**Action item**
From the entries provided below, copy each line that contains the word "JSON".

**Data supplied**

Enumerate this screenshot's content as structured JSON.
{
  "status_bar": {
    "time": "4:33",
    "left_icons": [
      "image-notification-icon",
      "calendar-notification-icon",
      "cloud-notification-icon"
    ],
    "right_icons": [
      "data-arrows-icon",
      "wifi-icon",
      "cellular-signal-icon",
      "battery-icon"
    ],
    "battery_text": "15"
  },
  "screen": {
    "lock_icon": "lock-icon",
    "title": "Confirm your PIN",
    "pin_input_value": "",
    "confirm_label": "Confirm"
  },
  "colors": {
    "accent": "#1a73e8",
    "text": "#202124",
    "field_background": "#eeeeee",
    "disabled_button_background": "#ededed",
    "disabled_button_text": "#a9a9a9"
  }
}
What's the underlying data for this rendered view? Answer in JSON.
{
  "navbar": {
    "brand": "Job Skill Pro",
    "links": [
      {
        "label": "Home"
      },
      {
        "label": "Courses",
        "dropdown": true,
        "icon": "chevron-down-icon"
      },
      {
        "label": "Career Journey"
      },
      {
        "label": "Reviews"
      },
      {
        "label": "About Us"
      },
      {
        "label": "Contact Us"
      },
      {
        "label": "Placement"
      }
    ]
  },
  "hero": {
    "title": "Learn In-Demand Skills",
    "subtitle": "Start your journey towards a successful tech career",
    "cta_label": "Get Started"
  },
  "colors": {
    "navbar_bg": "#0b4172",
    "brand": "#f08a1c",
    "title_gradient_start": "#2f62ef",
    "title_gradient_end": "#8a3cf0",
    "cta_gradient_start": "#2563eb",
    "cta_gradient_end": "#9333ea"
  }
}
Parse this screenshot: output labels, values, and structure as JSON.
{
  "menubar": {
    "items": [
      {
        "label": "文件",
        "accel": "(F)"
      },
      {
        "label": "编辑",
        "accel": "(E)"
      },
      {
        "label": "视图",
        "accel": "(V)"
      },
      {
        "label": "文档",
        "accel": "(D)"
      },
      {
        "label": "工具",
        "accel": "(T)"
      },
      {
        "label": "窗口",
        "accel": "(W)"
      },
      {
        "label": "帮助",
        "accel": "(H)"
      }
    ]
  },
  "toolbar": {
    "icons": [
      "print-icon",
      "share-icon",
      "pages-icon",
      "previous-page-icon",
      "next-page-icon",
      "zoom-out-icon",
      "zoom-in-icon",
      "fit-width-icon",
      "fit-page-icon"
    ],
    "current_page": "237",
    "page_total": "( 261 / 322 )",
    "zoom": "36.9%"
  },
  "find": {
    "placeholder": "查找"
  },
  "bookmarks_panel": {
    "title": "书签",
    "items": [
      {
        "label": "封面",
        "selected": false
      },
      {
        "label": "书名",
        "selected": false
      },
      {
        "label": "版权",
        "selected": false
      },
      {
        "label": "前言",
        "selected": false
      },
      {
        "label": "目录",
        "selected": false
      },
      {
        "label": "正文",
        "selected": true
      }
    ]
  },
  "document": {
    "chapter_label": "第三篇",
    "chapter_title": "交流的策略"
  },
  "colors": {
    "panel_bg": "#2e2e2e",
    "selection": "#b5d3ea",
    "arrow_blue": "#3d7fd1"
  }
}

**Problem solution**
Enumerate this screenshot's content as structured JSON.
What's the underlying data for this rendered view? Answer in JSON.
Parse this screenshot: output labels, values, and structure as JSON.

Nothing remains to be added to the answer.